■ Work instruction ■
Set down exactly the stretch of lines below that opens at the line containing "What's the underlying" and continues through the last line of the entries, and nothing else.

Element data from apps and pages:

-.-.-

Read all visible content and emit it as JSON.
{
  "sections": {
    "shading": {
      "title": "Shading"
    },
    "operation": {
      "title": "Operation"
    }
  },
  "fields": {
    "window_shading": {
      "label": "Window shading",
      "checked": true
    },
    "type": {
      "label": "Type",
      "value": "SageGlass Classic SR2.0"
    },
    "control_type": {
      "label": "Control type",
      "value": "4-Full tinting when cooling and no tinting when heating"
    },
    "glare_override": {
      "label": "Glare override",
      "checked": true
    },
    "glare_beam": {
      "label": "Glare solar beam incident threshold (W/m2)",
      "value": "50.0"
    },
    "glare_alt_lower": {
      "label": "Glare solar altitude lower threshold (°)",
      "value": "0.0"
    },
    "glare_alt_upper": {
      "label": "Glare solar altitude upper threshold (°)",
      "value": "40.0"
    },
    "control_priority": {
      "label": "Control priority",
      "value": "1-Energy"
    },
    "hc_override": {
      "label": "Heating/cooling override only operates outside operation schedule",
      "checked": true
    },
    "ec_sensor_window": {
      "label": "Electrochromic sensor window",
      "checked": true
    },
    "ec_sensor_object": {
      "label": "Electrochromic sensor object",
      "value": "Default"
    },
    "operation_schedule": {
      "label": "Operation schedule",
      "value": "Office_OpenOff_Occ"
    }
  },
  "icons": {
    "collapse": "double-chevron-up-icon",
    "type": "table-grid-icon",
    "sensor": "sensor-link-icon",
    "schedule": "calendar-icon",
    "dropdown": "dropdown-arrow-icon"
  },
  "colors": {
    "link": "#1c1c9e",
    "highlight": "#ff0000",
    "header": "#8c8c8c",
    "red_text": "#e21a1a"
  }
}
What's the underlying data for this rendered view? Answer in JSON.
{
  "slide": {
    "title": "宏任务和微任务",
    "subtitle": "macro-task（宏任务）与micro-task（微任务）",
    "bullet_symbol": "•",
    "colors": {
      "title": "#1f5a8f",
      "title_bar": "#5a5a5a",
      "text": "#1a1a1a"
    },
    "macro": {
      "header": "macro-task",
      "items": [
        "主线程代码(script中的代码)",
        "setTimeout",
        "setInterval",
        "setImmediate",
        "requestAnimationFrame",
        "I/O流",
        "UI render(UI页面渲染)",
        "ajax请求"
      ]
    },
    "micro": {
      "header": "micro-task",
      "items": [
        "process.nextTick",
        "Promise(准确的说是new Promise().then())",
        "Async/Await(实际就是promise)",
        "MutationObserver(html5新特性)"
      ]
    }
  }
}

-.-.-

■ Answer to the problem ■
What's the underlying data for this rendered view? Answer in JSON.
{
  "slide": {
    "title": "宏任务和微任务",
    "subtitle": "macro-task（宏任务）与micro-task（微任务）",
    "bullet_symbol": "•",
    "colors": {
      "title": "#1f5a8f",
      "title_bar": "#5a5a5a",
      "text": "#1a1a1a"
    },
    "macro": {
      "header": "macro-task",
      "items": [
        "主线程代码(script中的代码)",
        "setTimeout",
        "setInterval",
        "setImmediate",
        "requestAnimationFrame",
        "I/O流",
        "UI render(UI页面渲染)",
        "ajax请求"
      ]
    },
    "micro": {
      "header": "micro-task",
      "items": [
        "process.nextTick",
        "Promise(准确的说是new Promise().then())",
        "Async/Await(实际就是promise)",
        "MutationObserver(html5新特性)"
      ]
    }
  }
}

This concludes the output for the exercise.